§ **THE TASK**
Below is a listing to repeat exactly, with its pictures left out.
━━━ DATASET RECORDS
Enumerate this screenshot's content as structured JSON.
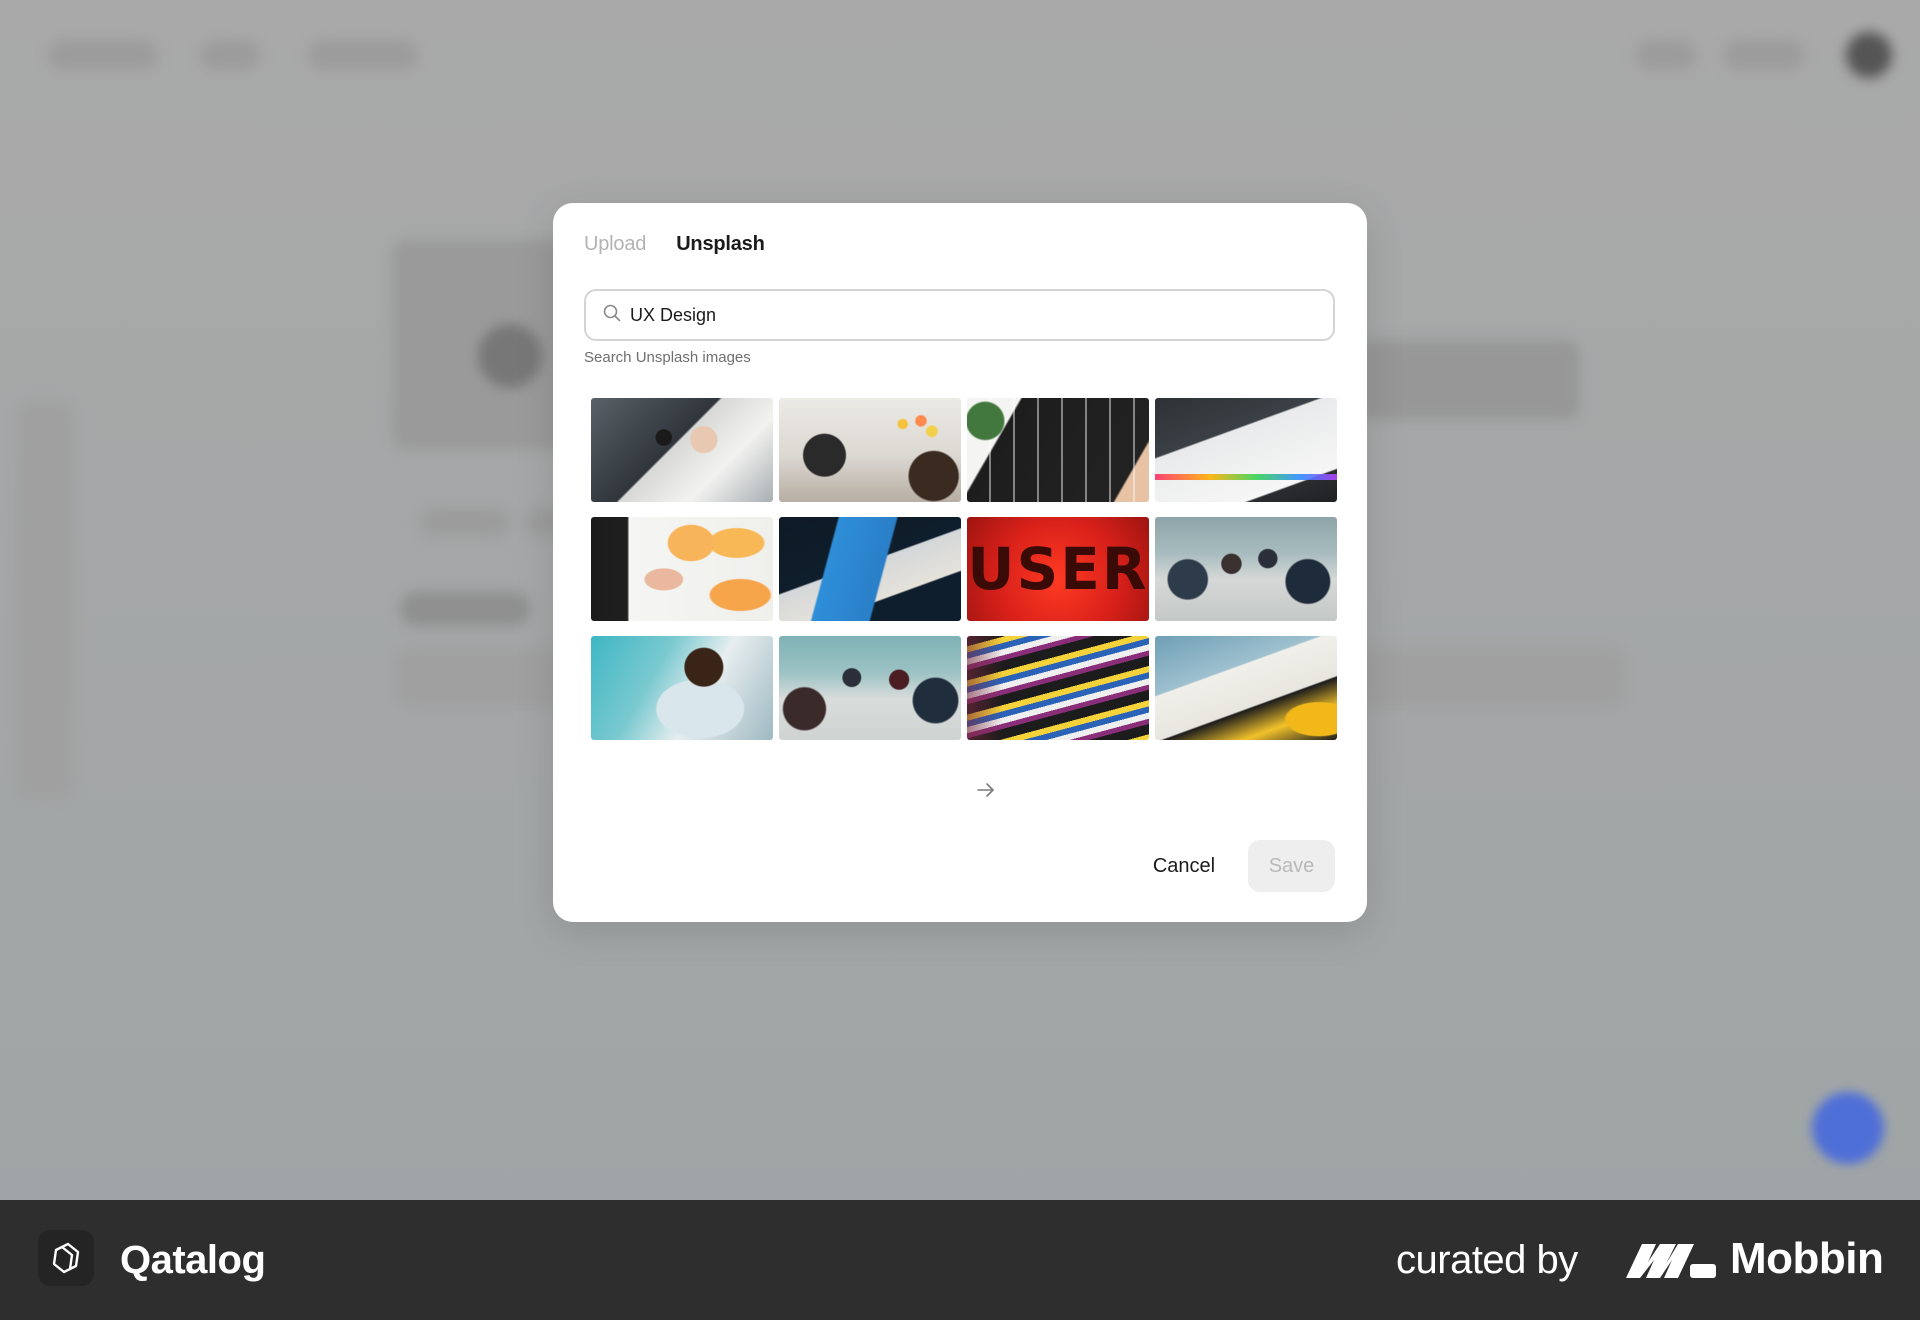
{
  "colors": {
    "backdrop": "#a7a7a7",
    "modal_bg": "#ffffff",
    "text_primary": "#1b1b1b",
    "text_muted": "#b3b3b3",
    "save_disabled_bg": "#eeeeee",
    "footer_bg": "#2e2e2e",
    "fab_blue": "#4f6fd8"
  },
  "modal": {
    "tabs": [
      {
        "label": "Upload",
        "active": false
      },
      {
        "label": "Unsplash",
        "active": true
      }
    ],
    "search": {
      "value": "UX Design",
      "icon": "search-icon"
    },
    "search_hint": "Search Unsplash images",
    "images": [
      {
        "subject": "hands sketching wireframes on paper"
      },
      {
        "subject": "team meeting with sticky notes whiteboard"
      },
      {
        "subject": "tablet showing wireframe sketch"
      },
      {
        "subject": "laptop with design app open"
      },
      {
        "subject": "hand placing orange sticky notes"
      },
      {
        "subject": "Sprint book on dark table"
      },
      {
        "subject": "USER on red background",
        "text": "USER"
      },
      {
        "subject": "team working at conference table"
      },
      {
        "subject": "man writing at desk"
      },
      {
        "subject": "group meeting around table"
      },
      {
        "subject": "stack of design books"
      },
      {
        "subject": "Design for People book stack"
      }
    ],
    "next_icon": "arrow-right-icon",
    "cancel_label": "Cancel",
    "save_label": "Save",
    "save_disabled": true
  },
  "footer": {
    "app_name": "Qatalog",
    "app_logo_icon": "qatalog-logo-icon",
    "curated_by": "curated by",
    "brand_name": "Mobbin",
    "brand_logo_icon": "mobbin-logo-icon"
  }
}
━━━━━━
§ **EXERCISE SOLUTION**
Enumerate this screenshot's content as structured JSON.
{
  "colors": {
    "backdrop": "#a7a7a7",
    "modal_bg": "#ffffff",
    "text_primary": "#1b1b1b",
    "text_muted": "#b3b3b3",
    "save_disabled_bg": "#eeeeee",
    "footer_bg": "#2e2e2e",
    "fab_blue": "#4f6fd8"
  },
  "modal": {
    "tabs": [
      {
        "label": "Upload",
        "active": false
      },
      {
        "label": "Unsplash",
        "active": true
      }
    ],
    "search": {
      "value": "UX Design",
      "icon": "search-icon"
    },
    "search_hint": "Search Unsplash images",
    "images": [
      {
        "subject": "hands sketching wireframes on paper"
      },
      {
        "subject": "team meeting with sticky notes whiteboard"
      },
      {
        "subject": "tablet showing wireframe sketch"
      },
      {
        "subject": "laptop with design app open"
      },
      {
        "subject": "hand placing orange sticky notes"
      },
      {
        "subject": "Sprint book on dark table"
      },
      {
        "subject": "USER on red background",
        "text": "USER"
      },
      {
        "subject": "team working at conference table"
      },
      {
        "subject": "man writing at desk"
      },
      {
        "subject": "group meeting around table"
      },
      {
        "subject": "stack of design books"
      },
      {
        "subject": "Design for People book stack"
      }
    ],
    "next_icon": "arrow-right-icon",
    "cancel_label": "Cancel",
    "save_label": "Save",
    "save_disabled": true
  },
  "footer": {
    "app_name": "Qatalog",
    "app_logo_icon": "qatalog-logo-icon",
    "curated_by": "curated by",
    "brand_name": "Mobbin",
    "brand_logo_icon": "mobbin-logo-icon"
  }
}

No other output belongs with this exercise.